There's something poetically fitting about the nomadic history of Reuel's Art and Frame, the art-supply retailer that moved its Salt Lake City retail storefront again last month after settling into its prior location for 35 years.
The store's move from West Temple to Broadway (300 South) downtown was its third in the family-owned operation's 81-year history. It was also the third chance to retrofit its image, and the third time cleaning up shop to set up again just down the road.
"The customers are finding us,'' owner Dorothy Ware said, ``and they're liking the new location probably even better."
Charles Ware planted the seeds for Reuel's in 1932 as a printing shop in Salt Lake City called Photo Blue. Reuel Ware bought the store from his father in 1959, and a more modern and, apparently, adaptive version of the company has grown from it since.
Reuel's had its grand reopening at the Broadway location Saturday, which Ware said was well-attended by both returning and new customers.
"That's the best surprise, because we've been at West Temple for 35 years and figured everybody knew where we were," said Ware, who noted moving out after three decades wasn't easy.
Staying that long in one building, it's easy to acquire stories and, well, stuff, Ware said.
Deceased Utah painter Arnold Friberg, who was famous for his portraits of Queen Elizabeth and Prince Charles, bought his supplies in the Holladay store that opened in the 1960s, she said.
The store moved in 1944 to a location near the Congress Hotel, which burned in December that year. Reuel's wasn't damaged in the fire, but Ware had recently started a framing business that was torched in the blaze. That same year, Reuel bought the Lewis Brothers Stages building on West Temple, renovated it and opened shop there in 1977.
When a software mogul offered to buy the site last year, the Wares sold that building, which was demolished last week to make way for an eight-story multi-use building across from Market Street.
Now the store has antique shops and hair salons nearby. Magic and gag gift retailer House of Chuckles and Jitterbug Antiques sit across the street from the business, which moved into the rented space in June.
General manager Art Wynhof, the Wares' son-in-law, has worked for Reuel's for close to 34 years.

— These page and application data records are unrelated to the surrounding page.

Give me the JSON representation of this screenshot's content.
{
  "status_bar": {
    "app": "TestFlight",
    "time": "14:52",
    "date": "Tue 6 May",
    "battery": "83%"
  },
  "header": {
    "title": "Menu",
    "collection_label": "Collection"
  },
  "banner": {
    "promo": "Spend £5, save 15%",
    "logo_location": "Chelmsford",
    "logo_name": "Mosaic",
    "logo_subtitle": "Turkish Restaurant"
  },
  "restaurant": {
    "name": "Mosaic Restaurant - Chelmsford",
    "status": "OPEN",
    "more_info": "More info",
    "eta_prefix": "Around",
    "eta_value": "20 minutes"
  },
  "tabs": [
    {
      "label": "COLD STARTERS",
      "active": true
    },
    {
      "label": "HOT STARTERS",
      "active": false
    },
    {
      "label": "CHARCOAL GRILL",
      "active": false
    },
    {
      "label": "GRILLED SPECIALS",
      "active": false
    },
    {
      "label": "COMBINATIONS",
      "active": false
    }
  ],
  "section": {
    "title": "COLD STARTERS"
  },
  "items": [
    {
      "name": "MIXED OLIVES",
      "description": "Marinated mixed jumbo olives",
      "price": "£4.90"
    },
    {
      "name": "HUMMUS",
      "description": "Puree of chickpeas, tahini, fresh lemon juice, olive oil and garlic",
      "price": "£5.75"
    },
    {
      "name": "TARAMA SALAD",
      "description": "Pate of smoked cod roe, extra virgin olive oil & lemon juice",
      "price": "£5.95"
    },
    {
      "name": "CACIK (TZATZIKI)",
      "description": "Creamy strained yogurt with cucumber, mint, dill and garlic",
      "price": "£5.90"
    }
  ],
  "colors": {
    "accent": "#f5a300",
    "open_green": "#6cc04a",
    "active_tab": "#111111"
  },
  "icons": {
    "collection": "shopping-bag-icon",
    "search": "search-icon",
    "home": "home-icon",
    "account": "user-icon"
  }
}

He said the kinds of businesses on Broadway make for good neighbors.
"The new location is more conducive to retail traffic and creative people," Wynhof said. "Parking is a little more difficult than our other locations because it's paid parking, but there is ample parking." (The new store has free parking in the back and metered parking out front.)
Reuel Ware, whose father opened Photo Blue around the time Reuel was born, created the company's website, which sells the store's range of 32,000 creative goods, shipping easels, stencils, frames and other products to "China, Brazil, Mexico, and a lot to Canada," Reuel Ware said.
"It's not the biggest part of our business," he said, but "it's growing." Three moves in 81 years â¦ not bad
Reuel's moved to 242 E. 300 South, in the old Broadway Pharmacy building.